With respect to timing, the distributor on older applications has both a centrifugal advance mechanism and vacuum advance diaphragm. Flyweights and springs inside the centrifugal advance mechanism add timing advance as engine speed raises. Bushing wear, rust, or weak or broken springs may well result in the centrifugal advance mechanism to overadvance or retard timing. Lubricating the mechanism with high temperature dielectric grease and/or replacing weak or broken springs may remedy a sticking issue, but worn bushings call for distributor replacement.

The vacuum advance diaphragm rotates the breaker plate to advance timing when intake vacuum is substantial to improve fuel financial system, and retards timing when the engine is below heavy load to avoid detonation (spark knock). If your diaphragm can’t hold vacuum, the diaphragm should be replaced (if readily available separately).

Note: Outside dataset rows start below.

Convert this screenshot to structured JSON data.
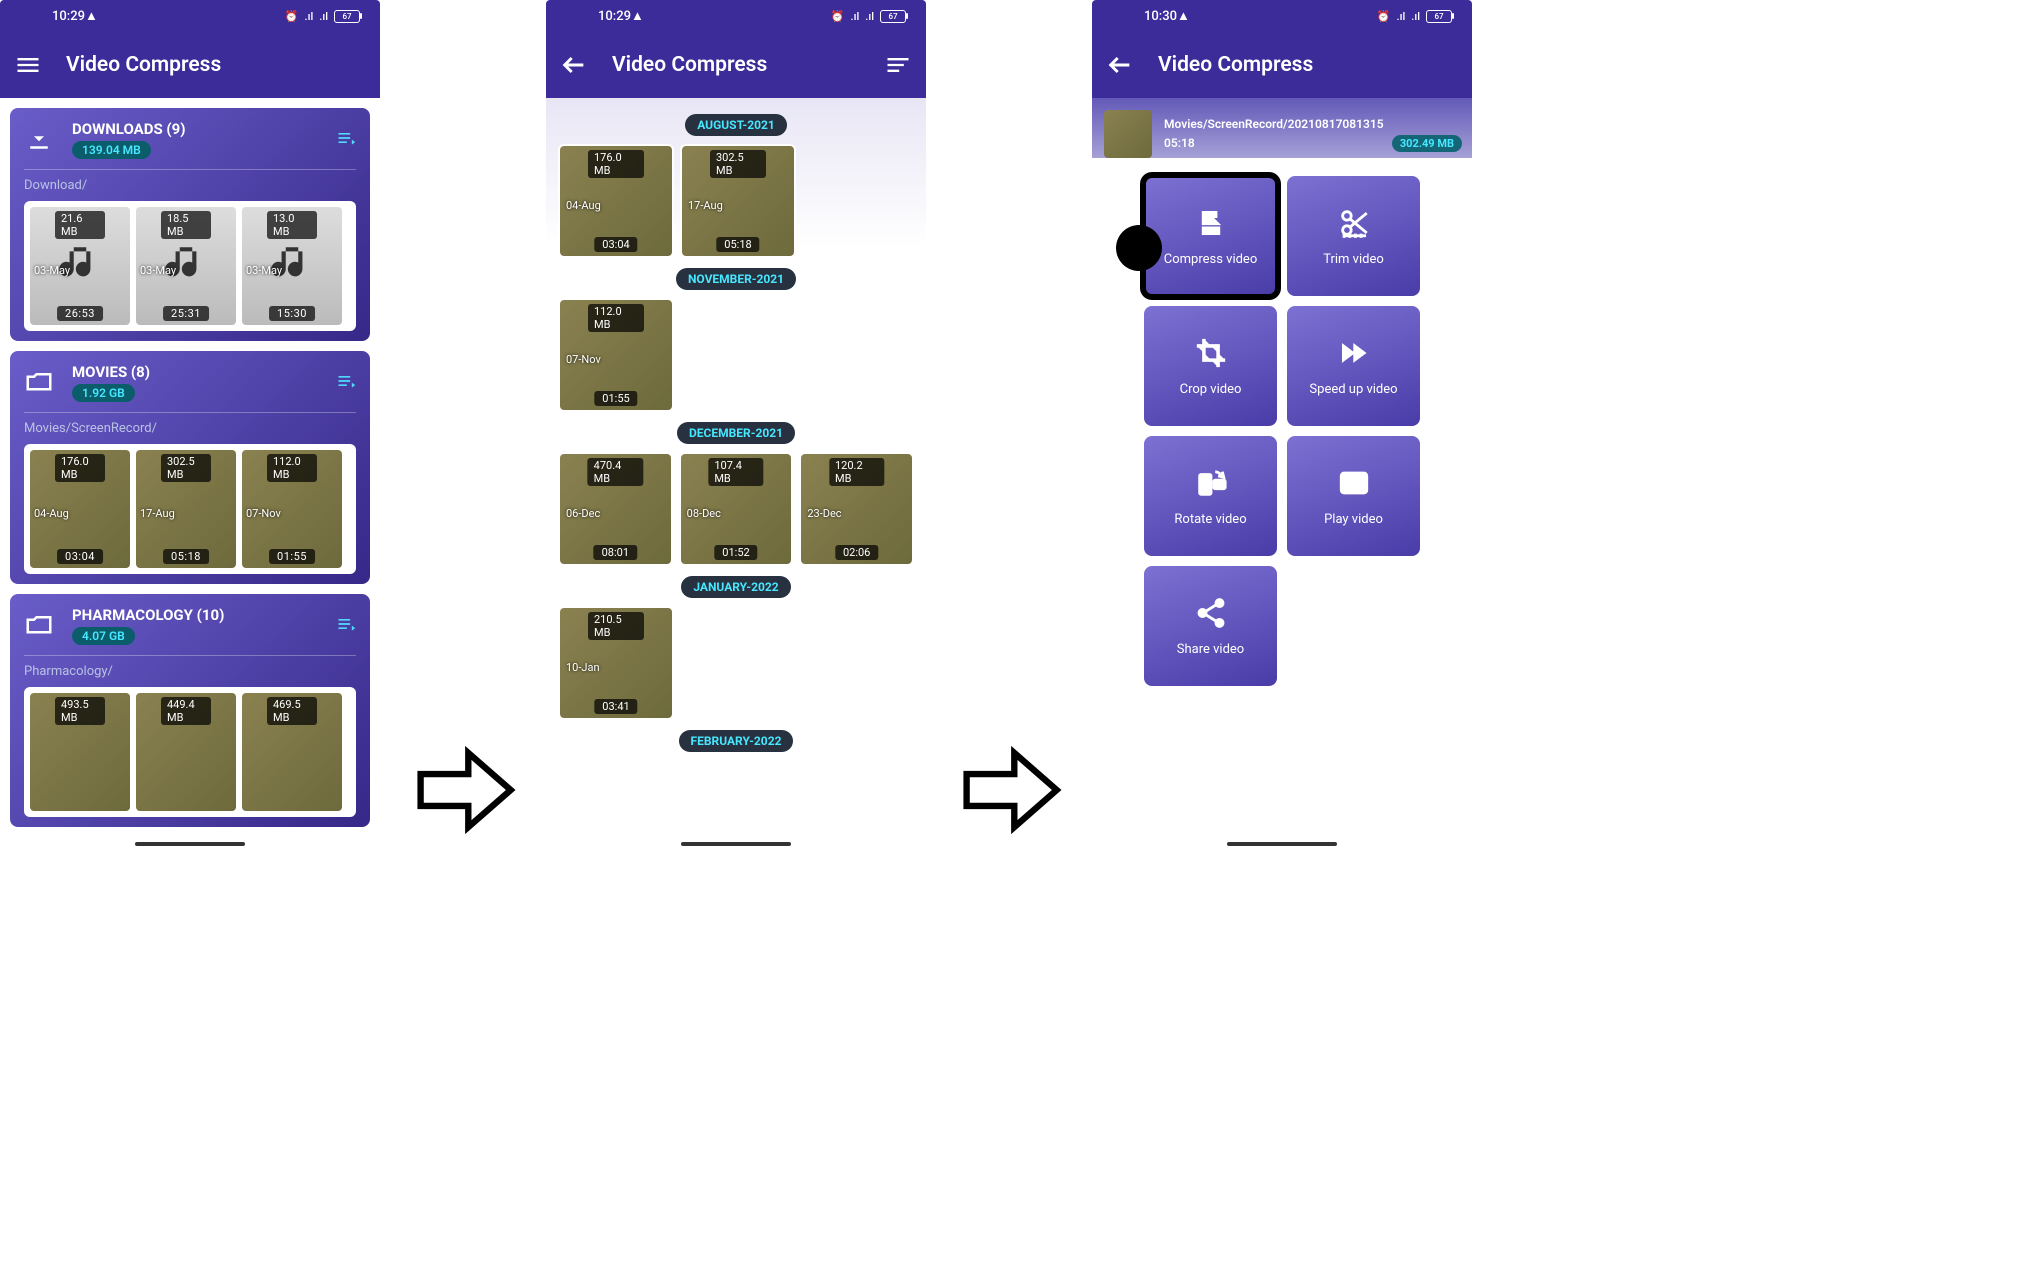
{
  "phone1": {
    "time": "10:29",
    "battery": "67",
    "title": "Video Compress",
    "folders": [
      {
        "name": "DOWNLOADS (9)",
        "size": "139.04 MB",
        "path": "Download/",
        "type": "audio",
        "items": [
          {
            "size": "21.6 MB",
            "date": "03-May",
            "dur": "26:53"
          },
          {
            "size": "18.5 MB",
            "date": "03-May",
            "dur": "25:31"
          },
          {
            "size": "13.0 MB",
            "date": "03-May",
            "dur": "15:30"
          }
        ]
      },
      {
        "name": "MOVIES (8)",
        "size": "1.92 GB",
        "path": "Movies/ScreenRecord/",
        "type": "video",
        "items": [
          {
            "size": "176.0 MB",
            "date": "04-Aug",
            "dur": "03:04"
          },
          {
            "size": "302.5 MB",
            "date": "17-Aug",
            "dur": "05:18"
          },
          {
            "size": "112.0 MB",
            "date": "07-Nov",
            "dur": "01:55"
          }
        ]
      },
      {
        "name": "PHARMACOLOGY (10)",
        "size": "4.07 GB",
        "path": "Pharmacology/",
        "type": "video",
        "items": [
          {
            "size": "493.5 MB",
            "date": "",
            "dur": ""
          },
          {
            "size": "449.4 MB",
            "date": "",
            "dur": ""
          },
          {
            "size": "469.5 MB",
            "date": "",
            "dur": ""
          }
        ]
      }
    ]
  },
  "phone2": {
    "time": "10:29",
    "battery": "67",
    "title": "Video Compress",
    "months": [
      {
        "label": "AUGUST-2021",
        "items": [
          {
            "size": "176.0 MB",
            "date": "04-Aug",
            "dur": "03:04"
          },
          {
            "size": "302.5 MB",
            "date": "17-Aug",
            "dur": "05:18"
          }
        ]
      },
      {
        "label": "NOVEMBER-2021",
        "items": [
          {
            "size": "112.0 MB",
            "date": "07-Nov",
            "dur": "01:55"
          }
        ]
      },
      {
        "label": "DECEMBER-2021",
        "items": [
          {
            "size": "470.4 MB",
            "date": "06-Dec",
            "dur": "08:01"
          },
          {
            "size": "107.4 MB",
            "date": "08-Dec",
            "dur": "01:52"
          },
          {
            "size": "120.2 MB",
            "date": "23-Dec",
            "dur": "02:06"
          }
        ]
      },
      {
        "label": "JANUARY-2022",
        "items": [
          {
            "size": "210.5 MB",
            "date": "10-Jan",
            "dur": "03:41"
          }
        ]
      },
      {
        "label": "FEBRUARY-2022",
        "items": []
      }
    ]
  },
  "phone3": {
    "time": "10:30",
    "battery": "67",
    "title": "Video Compress",
    "file": {
      "path": "Movies/ScreenRecord/20210817081315",
      "duration": "05:18",
      "size": "302.49 MB"
    },
    "actions": {
      "compress": "Compress video",
      "trim": "Trim video",
      "crop": "Crop video",
      "speed": "Speed up video",
      "rotate": "Rotate video",
      "play": "Play video",
      "share": "Share video"
    }
  }
}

The distributor rotor directs the ignition coil’s higher voltage output for the various spark plug terminals inside the distributor cap. The condition with the cap and rotor are very important, as may be the “air gap” or distance between the tip of the rotor and cap terminals. If the cap or rotor are cracked, worn, eroded or have carbon tracks, either or the two should be replaced.

Sometimes a distributor will “eat” caps. Often this is due to excessive end perform during the distributor shaft. Too much end play allows the rotor to push up against the cap and put on down the center button. The rotor may well even contact the terminals and damage or break the cap. Shimming the distributor shaft may well reduce the end play, but replacement may also be necessary.


If your engine needs a distributor, buying a remanufactured unit can usually save you money compared to buying a new one.

A used distributor from a low mileage vehicle in a salvage yard should be okay, but you may have to buy a new cap and rotor for it. Watch out for used distributors at swap meets because they could have been modified for a performance engine and will have the wrong spark advance curves for a stock engine.

Older breaker point distributors usually come complete with new points, condenser, rotor and cap. The factors are usually preadjusted so the unit can be dropped right in and the timing set. Some on the newer electronic distributors come complete with a module, rotor and cap while others do not.

One very important stage to note when installing GM HEI and Ford TFI ignition module in or on the distributor is to apply a coating of dielectric grease to the underside in the module. Grease is needed to conduct heat away from the module. Forget the grease and the module will likely fail within a few thousand miles.

distributor installation The index position of your distributor is very important because it need to be aligned correctly with the camshaft for proper ignition timing. Before you remove the old distributor, rotate the engine until the #1 piston is at top dead center (use the timing marks to the crankshaft pulley). Remove the cap and see in case the rotor is lined up with the cap terminal for the #1 piston. If it is not, rotate the crankshaft 180 degrees so it is lined up with the #1 spark plug terminal. Then remove the distributor hold down nut and clamp, note where the vacuum advance is pointing, then pull the distributor out from the engine.

When you install the new distributor, line up the vacuum advance in the same direction as the old distributor was pointing, rotate the shaft so the rotor will be pointing approximately inside the same location as the #1 spark plug terminal, then slide the distributor into the engine. The angle with the drive gears will bring about the rotor to rotate slightly and the distributor slides all the way into the engine. Replace the distributor hold down clamp and nut, but do not tighten.

Start the engine and use a timing light to adjust the timing to specifications (typically 6 to 10 degrees of advance with the vacuum advance hose disconnected and plugged at 550 to 650 rpm idle speed). Refer to the emissions decal below the hood, a service manual or online service information for the timing specifications and procedure for your engine, because they do vary quite a bit. If your engine has computer controlled spark timing, no adjustment is possible. Just lock down the distributor.